### Material for this task

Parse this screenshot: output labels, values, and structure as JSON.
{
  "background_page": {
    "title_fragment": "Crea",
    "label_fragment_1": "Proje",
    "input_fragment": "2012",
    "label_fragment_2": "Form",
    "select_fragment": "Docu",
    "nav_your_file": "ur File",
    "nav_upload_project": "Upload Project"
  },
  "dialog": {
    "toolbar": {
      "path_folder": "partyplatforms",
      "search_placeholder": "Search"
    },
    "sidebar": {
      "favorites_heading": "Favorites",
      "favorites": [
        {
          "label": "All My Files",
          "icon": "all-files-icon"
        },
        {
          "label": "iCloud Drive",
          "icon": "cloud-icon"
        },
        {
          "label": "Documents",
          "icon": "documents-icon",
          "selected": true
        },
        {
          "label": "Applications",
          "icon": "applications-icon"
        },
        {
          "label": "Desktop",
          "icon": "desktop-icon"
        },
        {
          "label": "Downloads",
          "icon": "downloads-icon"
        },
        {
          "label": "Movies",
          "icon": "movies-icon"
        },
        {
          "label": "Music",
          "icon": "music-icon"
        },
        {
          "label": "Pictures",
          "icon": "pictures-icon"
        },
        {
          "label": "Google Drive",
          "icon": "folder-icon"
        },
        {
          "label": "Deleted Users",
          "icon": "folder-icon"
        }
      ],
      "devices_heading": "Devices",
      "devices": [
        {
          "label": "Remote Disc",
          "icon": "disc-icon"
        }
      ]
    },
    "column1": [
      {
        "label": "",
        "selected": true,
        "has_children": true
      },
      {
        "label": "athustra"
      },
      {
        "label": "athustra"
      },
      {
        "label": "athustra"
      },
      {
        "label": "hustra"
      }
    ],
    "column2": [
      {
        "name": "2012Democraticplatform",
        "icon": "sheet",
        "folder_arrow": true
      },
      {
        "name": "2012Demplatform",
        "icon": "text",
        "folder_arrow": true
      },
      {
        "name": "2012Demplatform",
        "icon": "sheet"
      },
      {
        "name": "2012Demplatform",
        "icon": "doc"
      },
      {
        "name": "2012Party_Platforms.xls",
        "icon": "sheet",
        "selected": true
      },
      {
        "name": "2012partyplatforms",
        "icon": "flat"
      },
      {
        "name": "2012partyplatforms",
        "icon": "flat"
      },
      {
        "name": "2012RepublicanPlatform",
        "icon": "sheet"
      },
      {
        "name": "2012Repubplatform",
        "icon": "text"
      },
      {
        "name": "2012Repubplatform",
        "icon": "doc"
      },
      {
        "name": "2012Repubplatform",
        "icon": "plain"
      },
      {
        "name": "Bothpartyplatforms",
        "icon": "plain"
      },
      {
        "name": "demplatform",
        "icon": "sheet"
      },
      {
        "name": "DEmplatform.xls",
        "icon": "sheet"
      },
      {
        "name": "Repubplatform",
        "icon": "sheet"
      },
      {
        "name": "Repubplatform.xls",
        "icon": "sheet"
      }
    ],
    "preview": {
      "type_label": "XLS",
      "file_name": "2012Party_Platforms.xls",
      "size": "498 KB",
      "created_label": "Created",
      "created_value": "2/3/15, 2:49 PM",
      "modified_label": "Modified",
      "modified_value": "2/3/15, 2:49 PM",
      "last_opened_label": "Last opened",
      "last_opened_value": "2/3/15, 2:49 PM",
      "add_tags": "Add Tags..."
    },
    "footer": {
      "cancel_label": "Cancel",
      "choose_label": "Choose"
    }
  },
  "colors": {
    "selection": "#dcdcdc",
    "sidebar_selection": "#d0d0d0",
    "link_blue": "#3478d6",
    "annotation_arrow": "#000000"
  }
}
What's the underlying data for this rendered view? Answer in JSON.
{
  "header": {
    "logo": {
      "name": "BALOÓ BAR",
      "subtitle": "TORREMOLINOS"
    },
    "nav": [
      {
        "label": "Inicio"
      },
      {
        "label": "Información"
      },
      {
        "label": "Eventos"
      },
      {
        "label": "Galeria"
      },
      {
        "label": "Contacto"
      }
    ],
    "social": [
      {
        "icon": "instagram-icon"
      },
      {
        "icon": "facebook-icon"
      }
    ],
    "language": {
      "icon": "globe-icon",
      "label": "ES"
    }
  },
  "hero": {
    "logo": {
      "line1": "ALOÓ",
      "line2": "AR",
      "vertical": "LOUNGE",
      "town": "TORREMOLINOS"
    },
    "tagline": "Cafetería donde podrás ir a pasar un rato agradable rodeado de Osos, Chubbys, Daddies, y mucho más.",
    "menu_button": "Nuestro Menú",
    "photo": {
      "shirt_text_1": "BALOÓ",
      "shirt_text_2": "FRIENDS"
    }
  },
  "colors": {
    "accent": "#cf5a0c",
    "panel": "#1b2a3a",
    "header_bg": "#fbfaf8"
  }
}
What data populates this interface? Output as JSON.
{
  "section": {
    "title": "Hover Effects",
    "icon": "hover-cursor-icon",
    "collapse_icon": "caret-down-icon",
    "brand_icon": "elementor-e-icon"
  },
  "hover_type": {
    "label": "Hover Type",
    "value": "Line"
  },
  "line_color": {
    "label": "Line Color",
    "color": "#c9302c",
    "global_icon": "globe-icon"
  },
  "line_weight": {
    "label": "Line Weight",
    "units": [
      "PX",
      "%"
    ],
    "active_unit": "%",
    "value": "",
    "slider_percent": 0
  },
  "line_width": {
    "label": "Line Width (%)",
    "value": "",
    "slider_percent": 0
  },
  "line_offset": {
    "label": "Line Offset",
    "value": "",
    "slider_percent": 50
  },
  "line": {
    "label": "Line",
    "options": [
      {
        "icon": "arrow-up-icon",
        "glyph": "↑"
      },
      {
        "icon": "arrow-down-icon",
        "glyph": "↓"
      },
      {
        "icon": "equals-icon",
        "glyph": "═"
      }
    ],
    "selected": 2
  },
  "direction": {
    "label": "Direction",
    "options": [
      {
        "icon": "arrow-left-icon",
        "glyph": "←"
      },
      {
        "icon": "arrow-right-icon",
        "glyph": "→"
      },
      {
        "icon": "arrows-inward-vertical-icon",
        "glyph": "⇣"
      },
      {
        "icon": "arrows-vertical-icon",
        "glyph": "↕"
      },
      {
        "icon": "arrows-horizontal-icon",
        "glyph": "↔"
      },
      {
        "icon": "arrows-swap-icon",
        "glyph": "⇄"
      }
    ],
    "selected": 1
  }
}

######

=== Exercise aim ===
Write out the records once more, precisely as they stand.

=== Expected answer ===
Parse this screenshot: output labels, values, and structure as JSON.
{
  "background_page": {
    "title_fragment": "Crea",
    "label_fragment_1": "Proje",
    "input_fragment": "2012",
    "label_fragment_2": "Form",
    "select_fragment": "Docu",
    "nav_your_file": "ur File",
    "nav_upload_project": "Upload Project"
  },
  "dialog": {
    "toolbar": {
      "path_folder": "partyplatforms",
      "search_placeholder": "Search"
    },
    "sidebar": {
      "favorites_heading": "Favorites",
      "favorites": [
        {
          "label": "All My Files",
          "icon": "all-files-icon"
        },
        {
          "label": "iCloud Drive",
          "icon": "cloud-icon"
        },
        {
          "label": "Documents",
          "icon": "documents-icon",
          "selected": true
        },
        {
          "label": "Applications",
          "icon": "applications-icon"
        },
        {
          "label": "Desktop",
          "icon": "desktop-icon"
        },
        {
          "label": "Downloads",
          "icon": "downloads-icon"
        },
        {
          "label": "Movies",
          "icon": "movies-icon"
        },
        {
          "label": "Music",
          "icon": "music-icon"
        },
        {
          "label": "Pictures",
          "icon": "pictures-icon"
        },
        {
          "label": "Google Drive",
          "icon": "folder-icon"
        },
        {
          "label": "Deleted Users",
          "icon": "folder-icon"
        }
      ],
      "devices_heading": "Devices",
      "devices": [
        {
          "label": "Remote Disc",
          "icon": "disc-icon"
        }
      ]
    },
    "column1": [
      {
        "label": "",
        "selected": true,
        "has_children": true
      },
      {
        "label": "athustra"
      },
      {
        "label": "athustra"
      },
      {
        "label": "athustra"
      },
      {
        "label": "hustra"
      }
    ],
    "column2": [
      {
        "name": "2012Democraticplatform",
        "icon": "sheet",
        "folder_arrow": true
      },
      {
        "name": "2012Demplatform",
        "icon": "text",
        "folder_arrow": true
      },
      {
        "name": "2012Demplatform",
        "icon": "sheet"
      },
      {
        "name": "2012Demplatform",
        "icon": "doc"
      },
      {
        "name": "2012Party_Platforms.xls",
        "icon": "sheet",
        "selected": true
      },
      {
        "name": "2012partyplatforms",
        "icon": "flat"
      },
      {
        "name": "2012partyplatforms",
        "icon": "flat"
      },
      {
        "name": "2012RepublicanPlatform",
        "icon": "sheet"
      },
      {
        "name": "2012Repubplatform",
        "icon": "text"
      },
      {
        "name": "2012Repubplatform",
        "icon": "doc"
      },
      {
        "name": "2012Repubplatform",
        "icon": "plain"
      },
      {
        "name": "Bothpartyplatforms",
        "icon": "plain"
      },
      {
        "name": "demplatform",
        "icon": "sheet"
      },
      {
        "name": "DEmplatform.xls",
        "icon": "sheet"
      },
      {
        "name": "Repubplatform",
        "icon": "sheet"
      },
      {
        "name": "Repubplatform.xls",
        "icon": "sheet"
      }
    ],
    "preview": {
      "type_label": "XLS",
      "file_name": "2012Party_Platforms.xls",
      "size": "498 KB",
      "created_label": "Created",
      "created_value": "2/3/15, 2:49 PM",
      "modified_label": "Modified",
      "modified_value": "2/3/15, 2:49 PM",
      "last_opened_label": "Last opened",
      "last_opened_value": "2/3/15, 2:49 PM",
      "add_tags": "Add Tags..."
    },
    "footer": {
      "cancel_label": "Cancel",
      "choose_label": "Choose"
    }
  },
  "colors": {
    "selection": "#dcdcdc",
    "sidebar_selection": "#d0d0d0",
    "link_blue": "#3478d6",
    "annotation_arrow": "#000000"
  }
}
What's the underlying data for this rendered view? Answer in JSON.
{
  "header": {
    "logo": {
      "name": "BALOÓ BAR",
      "subtitle": "TORREMOLINOS"
    },
    "nav": [
      {
        "label": "Inicio"
      },
      {
        "label": "Información"
      },
      {
        "label": "Eventos"
      },
      {
        "label": "Galeria"
      },
      {
        "label": "Contacto"
      }
    ],
    "social": [
      {
        "icon": "instagram-icon"
      },
      {
        "icon": "facebook-icon"
      }
    ],
    "language": {
      "icon": "globe-icon",
      "label": "ES"
    }
  },
  "hero": {
    "logo": {
      "line1": "ALOÓ",
      "line2": "AR",
      "vertical": "LOUNGE",
      "town": "TORREMOLINOS"
    },
    "tagline": "Cafetería donde podrás ir a pasar un rato agradable rodeado de Osos, Chubbys, Daddies, y mucho más.",
    "menu_button": "Nuestro Menú",
    "photo": {
      "shirt_text_1": "BALOÓ",
      "shirt_text_2": "FRIENDS"
    }
  },
  "colors": {
    "accent": "#cf5a0c",
    "panel": "#1b2a3a",
    "header_bg": "#fbfaf8"
  }
}
What data populates this interface? Output as JSON.
{
  "section": {
    "title": "Hover Effects",
    "icon": "hover-cursor-icon",
    "collapse_icon": "caret-down-icon",
    "brand_icon": "elementor-e-icon"
  },
  "hover_type": {
    "label": "Hover Type",
    "value": "Line"
  },
  "line_color": {
    "label": "Line Color",
    "color": "#c9302c",
    "global_icon": "globe-icon"
  },
  "line_weight": {
    "label": "Line Weight",
    "units": [
      "PX",
      "%"
    ],
    "active_unit": "%",
    "value": "",
    "slider_percent": 0
  },
  "line_width": {
    "label": "Line Width (%)",
    "value": "",
    "slider_percent": 0
  },
  "line_offset": {
    "label": "Line Offset",
    "value": "",
    "slider_percent": 50
  },
  "line": {
    "label": "Line",
    "options": [
      {
        "icon": "arrow-up-icon",
        "glyph": "↑"
      },
      {
        "icon": "arrow-down-icon",
        "glyph": "↓"
      },
      {
        "icon": "equals-icon",
        "glyph": "═"
      }
    ],
    "selected": 2
  },
  "direction": {
    "label": "Direction",
    "options": [
      {
        "icon": "arrow-left-icon",
        "glyph": "←"
      },
      {
        "icon": "arrow-right-icon",
        "glyph": "→"
      },
      {
        "icon": "arrows-inward-vertical-icon",
        "glyph": "⇣"
      },
      {
        "icon": "arrows-vertical-icon",
        "glyph": "↕"
      },
      {
        "icon": "arrows-horizontal-icon",
        "glyph": "↔"
      },
      {
        "icon": "arrows-swap-icon",
        "glyph": "⇄"
      }
    ],
    "selected": 1
  }
}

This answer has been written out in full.